DIRECTIONS: Across the following data, how many lines include the string "something"? Reply with the number and nothing more.

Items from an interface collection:

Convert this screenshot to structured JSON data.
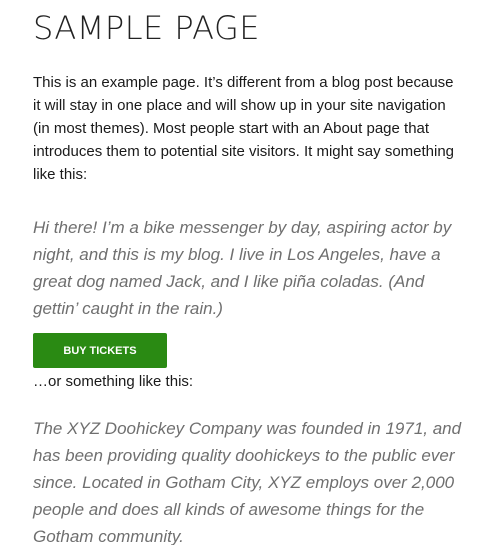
{
  "page": {
    "title": "SAMPLE PAGE",
    "intro": "This is an example page. It’s different from a blog post because it will stay in one place and will show up in your site navigation (in most themes). Most people start with an About page that introduces them to potential site visitors. It might say something like this:",
    "quote_1": "Hi there! I’m a bike messenger by day, aspiring actor by night, and this is my blog. I live in Los Angeles, have a great dog named Jack, and I like piña coladas. (And gettin’ caught in the rain.)",
    "buy_button_label": "BUY TICKETS",
    "or_something": "…or something like this:",
    "quote_2": "The XYZ Doohickey Company was founded in 1971, and has been providing quality doohickeys to the public ever since. Located in Gotham City, XYZ employs over 2,000 people and does all kinds of awesome things for the Gotham community."
  },
  "colors": {
    "button_bg": "#2a8a13",
    "button_text": "#ffffff",
    "quote_text": "#6f6f6f",
    "body_text": "#1a1a1a"
  }
}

OUTPUT OF THE TASK: 2